##### Material provided #####

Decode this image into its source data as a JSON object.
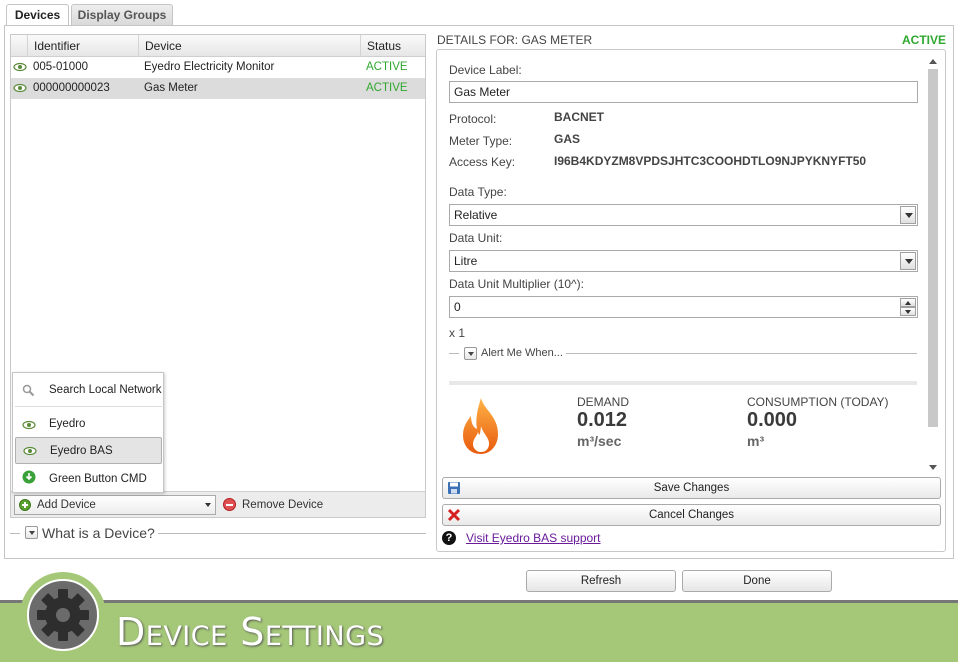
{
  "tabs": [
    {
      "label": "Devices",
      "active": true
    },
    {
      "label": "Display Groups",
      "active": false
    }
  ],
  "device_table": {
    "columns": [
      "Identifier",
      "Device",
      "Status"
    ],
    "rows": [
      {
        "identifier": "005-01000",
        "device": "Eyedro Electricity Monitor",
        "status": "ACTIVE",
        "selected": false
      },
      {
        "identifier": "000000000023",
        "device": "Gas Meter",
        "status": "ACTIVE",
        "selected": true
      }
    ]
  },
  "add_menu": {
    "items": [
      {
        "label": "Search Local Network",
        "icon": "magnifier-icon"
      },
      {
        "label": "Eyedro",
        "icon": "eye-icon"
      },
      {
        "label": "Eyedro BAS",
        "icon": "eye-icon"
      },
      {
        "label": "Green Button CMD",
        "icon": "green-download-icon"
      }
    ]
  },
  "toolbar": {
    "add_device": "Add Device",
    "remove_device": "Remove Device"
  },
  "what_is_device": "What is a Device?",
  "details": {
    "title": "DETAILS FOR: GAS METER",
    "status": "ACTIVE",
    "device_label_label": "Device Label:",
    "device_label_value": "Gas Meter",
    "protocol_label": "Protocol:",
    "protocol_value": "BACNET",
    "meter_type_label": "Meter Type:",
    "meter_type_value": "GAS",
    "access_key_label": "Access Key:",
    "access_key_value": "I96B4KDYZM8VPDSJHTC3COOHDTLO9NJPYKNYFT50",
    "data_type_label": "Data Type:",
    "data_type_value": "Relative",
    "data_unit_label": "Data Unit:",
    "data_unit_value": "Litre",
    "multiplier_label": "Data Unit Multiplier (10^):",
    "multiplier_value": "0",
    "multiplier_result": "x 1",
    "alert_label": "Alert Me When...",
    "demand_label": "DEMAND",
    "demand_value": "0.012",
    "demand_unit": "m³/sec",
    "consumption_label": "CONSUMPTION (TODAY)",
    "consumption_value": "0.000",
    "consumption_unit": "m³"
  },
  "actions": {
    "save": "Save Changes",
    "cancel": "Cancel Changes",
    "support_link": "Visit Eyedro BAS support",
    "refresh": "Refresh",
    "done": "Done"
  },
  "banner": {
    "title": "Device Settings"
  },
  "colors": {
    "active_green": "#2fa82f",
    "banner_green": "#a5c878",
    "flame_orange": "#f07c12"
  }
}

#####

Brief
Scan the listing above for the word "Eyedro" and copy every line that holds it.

Expected answer
        "device": "Eyedro Electricity Monitor",
        "label": "Eyedro",
        "label": "Eyedro BAS",
    "support_link": "Visit Eyedro BAS support",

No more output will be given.